McLaughlin and Derenak-Koufax both agree that it is important to look at creative ways to solve problems. They continually are looking to other jurisdictions for success stories, and to see if those practices can be replicated in Fairfax. One initiative regarding attendance and discipline reform revolves around Restorative Justice practices. Having alternative accountability in place for students, that recognizes some of the challenge that they face and inspires the students to improve and do better, is just one of the areas that is being worked on. Allowing students some space to learn from their mistakes, without facing automatic suspension, can go a long way in making them better students and citizens. It has been documented that students of color are disproportionately disciplined in a harsh way.
Social Services and Mental Health
When considering social services related issues, SCYPT aims to have a wrap-around approach to delivering care. Over the past few years there have been a record-number of cases of students reporting higher levels of stress and anxiety, leading to an uptick in attempted suicides. FCPS is addressing this through a new behavioral health model that employs a multi-pronged approach to this challenge.
Mental health services are delivered in the school by increasing the number of substance abuse counselors, health advisors and contracting with outside providers to help deliver care and to keep students healthy and ready to learn. Programs directed at students are designed to assist them in identifying signs of depression in their friends, and ensure that they know where to turn if that does happen. Additionally, a crisis text line was established so that teens can easily and anonymously access support when they most need it
The school system now runs a Mental Health and Wellness Conference as a resource for students, families and school personnel. The school system is also working side by side with PTA’s to help make sure that they are meeting the ever-changing needs of the community. This wrap-around approach to social services is intentionally designed to meet the students and families where they are and deliver services in a timely and efficient manner.
McLaughlin and Denerak-Kaufax acknowledge that due to the great diversity of our school system, that the same approach will not be effective in every community. Therefore, they look to other jurisdictions and models to see if successful best practices can be employed in Fairfax. One of those models is the use of community schools. A community school can be defined as both a place and a set of partnerships between the school and other community resources. Its integrated focus on academics, youth development, family support, health and social services and community development leads to improved student learning, stronger families and healthier communities.
This year, FCPS and SCYPT is piloting this model in two schools, Mt. Vernon Woods Elementary School and Whitman Middle School, two of the schools in FCPS that are faced with the highest rates of poverty and face some of the biggest challenges. A high percentage of students in these schools are living in poverty and also qualify for ESOL (English Speakers of Other Languages), which pose great challenges to teachers and administrators.
The idea behind this type of approach is that the school and the county would bring wrap-around social services to the families via the school, in order to ensure that they are meeting the needs of these families, as opposed to asking the families to find these services out in the community. It is a shift in mindset, and the work of SCYPT is to bring together the county resources and use them strategically in partnership with the school to make them accessible to children and families.

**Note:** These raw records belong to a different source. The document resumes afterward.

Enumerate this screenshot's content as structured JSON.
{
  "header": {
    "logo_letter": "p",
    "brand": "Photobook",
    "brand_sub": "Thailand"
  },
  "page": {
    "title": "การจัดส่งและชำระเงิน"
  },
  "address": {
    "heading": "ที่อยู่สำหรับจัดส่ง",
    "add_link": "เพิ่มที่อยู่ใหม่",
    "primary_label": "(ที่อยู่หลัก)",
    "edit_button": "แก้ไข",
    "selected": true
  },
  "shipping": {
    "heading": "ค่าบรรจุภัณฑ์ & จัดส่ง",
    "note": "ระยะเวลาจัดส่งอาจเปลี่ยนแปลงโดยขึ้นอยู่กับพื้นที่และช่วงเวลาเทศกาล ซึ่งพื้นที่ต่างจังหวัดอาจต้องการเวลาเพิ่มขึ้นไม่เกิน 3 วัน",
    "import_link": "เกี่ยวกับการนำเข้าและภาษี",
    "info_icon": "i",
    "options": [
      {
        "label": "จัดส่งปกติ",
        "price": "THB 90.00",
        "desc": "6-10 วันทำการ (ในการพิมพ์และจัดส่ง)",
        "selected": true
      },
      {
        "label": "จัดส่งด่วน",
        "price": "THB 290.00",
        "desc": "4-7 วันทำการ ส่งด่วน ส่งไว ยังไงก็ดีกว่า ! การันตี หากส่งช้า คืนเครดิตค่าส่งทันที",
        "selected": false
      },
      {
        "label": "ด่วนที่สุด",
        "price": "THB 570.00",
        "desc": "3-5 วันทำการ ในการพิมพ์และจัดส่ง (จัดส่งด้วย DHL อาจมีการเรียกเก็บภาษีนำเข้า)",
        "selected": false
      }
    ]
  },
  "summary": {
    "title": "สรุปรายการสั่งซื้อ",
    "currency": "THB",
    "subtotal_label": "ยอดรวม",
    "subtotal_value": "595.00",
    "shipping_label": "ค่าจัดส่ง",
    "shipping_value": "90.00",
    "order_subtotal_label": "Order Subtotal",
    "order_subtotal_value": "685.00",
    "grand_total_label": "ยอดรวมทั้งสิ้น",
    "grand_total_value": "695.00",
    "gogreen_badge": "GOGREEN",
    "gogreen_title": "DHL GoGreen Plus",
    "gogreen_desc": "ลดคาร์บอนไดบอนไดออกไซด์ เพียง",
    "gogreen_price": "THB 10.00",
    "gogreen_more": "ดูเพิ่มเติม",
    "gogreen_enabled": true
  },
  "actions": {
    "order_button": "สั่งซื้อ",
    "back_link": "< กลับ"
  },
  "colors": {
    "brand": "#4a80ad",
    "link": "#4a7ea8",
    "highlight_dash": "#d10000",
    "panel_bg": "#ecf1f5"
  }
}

United Community Ministries is slated to manage the program, and each of the schools will have a community organizer assigned to them. The school system recognizes that the greatest opportunity for upward mobility is through public education. For the most vulnerable students, who are living in poverty and don’t have a strong support network, a community school can offer them the things that they might not be able to find at home. Both McLaughlin and Derenak-Kaufax are excited about this new endeavor and are eager to see positive outcomes in these schools that can be replicated elsewhere in the county.